The landmark television deal that the Dodgers signed with Fox in November suggest so, and while billionaires didn’t get to be billionaires by throwing away their fortunes at pet projects like sports franchises, to the tunes hundreds of millions of dollars at a time, for the two LA teams, there’s a deep well of revenue that can be uncovered by relevance.
And while throwing hundreds of millions of dollars at players won’t necessarily buy you a World Series, it will more than likely buy you competitiveness. More importantly, it’ll certainly buy you relevance – and that in itself is a worthwhile investment.

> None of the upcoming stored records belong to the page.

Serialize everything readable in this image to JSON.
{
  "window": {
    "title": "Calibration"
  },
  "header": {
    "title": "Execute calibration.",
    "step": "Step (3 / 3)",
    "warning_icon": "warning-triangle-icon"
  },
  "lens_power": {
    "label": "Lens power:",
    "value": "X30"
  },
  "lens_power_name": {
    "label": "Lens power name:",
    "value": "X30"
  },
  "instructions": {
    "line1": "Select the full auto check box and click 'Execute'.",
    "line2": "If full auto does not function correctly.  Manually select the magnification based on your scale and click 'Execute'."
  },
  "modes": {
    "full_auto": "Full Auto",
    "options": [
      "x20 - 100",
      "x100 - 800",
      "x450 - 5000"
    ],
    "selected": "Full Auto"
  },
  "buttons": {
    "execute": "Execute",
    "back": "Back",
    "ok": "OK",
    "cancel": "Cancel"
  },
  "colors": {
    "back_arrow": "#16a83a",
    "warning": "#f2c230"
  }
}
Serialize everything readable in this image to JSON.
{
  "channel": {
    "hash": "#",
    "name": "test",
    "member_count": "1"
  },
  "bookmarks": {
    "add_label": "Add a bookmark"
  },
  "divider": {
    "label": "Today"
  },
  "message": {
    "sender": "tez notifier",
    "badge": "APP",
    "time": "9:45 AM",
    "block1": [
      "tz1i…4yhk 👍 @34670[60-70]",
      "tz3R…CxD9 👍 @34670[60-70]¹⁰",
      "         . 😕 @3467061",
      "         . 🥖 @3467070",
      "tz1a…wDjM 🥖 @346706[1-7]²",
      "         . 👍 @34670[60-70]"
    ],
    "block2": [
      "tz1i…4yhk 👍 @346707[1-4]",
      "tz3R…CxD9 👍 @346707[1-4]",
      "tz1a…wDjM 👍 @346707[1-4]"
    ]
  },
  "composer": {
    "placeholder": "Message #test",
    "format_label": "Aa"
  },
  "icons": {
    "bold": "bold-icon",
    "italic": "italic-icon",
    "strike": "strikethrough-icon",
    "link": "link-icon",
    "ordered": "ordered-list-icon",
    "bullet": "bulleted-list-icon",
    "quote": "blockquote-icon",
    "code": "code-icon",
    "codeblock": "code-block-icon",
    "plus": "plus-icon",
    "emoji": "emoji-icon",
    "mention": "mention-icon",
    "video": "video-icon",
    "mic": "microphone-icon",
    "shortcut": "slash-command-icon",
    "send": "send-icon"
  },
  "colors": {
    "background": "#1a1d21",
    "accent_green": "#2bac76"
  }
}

So, is the Evil Empire now out in the west? Should we all direct our hatred towards the Dodgers and Angels for ruining the marketplace?
I find it difficult to do so, at least in the case of Hamilton. Mostly because what he wanted wasn’t entirely unreasonable – five years, $25 million per for a star outfielder who has been worth 25 WAR over his six-year career isn’t something that’s cringe-worthy. Sure, you’d rather have him for three years; but I mean, I’d rather have him for one plus an option too. Five years isn’t a term that will absolutely handcuff a team, and much less a team like the Angels.
It isn’t as though they went ahead and paid him for ten years, or even the admittedly unreasonable seven that Hamilton wanted. The Angels got better today, and even if they got three good (4+ WAR) seasons out of the deal, there’s a pretty good argument that it would have been worthwhile.
The Rangers, on the other hand, now have to move towards a plan B yet again. That said, they’re an incredibly talented group there, and it’s not like you could count them out. Still, would they have been a better team with Hamilton? I’d think so, and Daniels probably knew it too – it was only the back-and-forth on the cost that got in the way. Like Pujols, Hamilton was the sentimental hometown favourite to re-sign; and like Pujols, he’ll now don an Angels jersey, thanks to Moreno and Dipoto interrupting and expediting the process.
Would the Rangers have matched on five years? Does it really matter at this point? Hamilton clearly felt he was being undervalued by the Rangers, and that another team was willing to give him the halfway point between what he wanted and what would’ve been team-optimal, without a drawn-out process, was enough – no leveraging, no additional process, no phone call to Daniels to let him match.
Hamilton just shook the dust of his feet, and he moved on.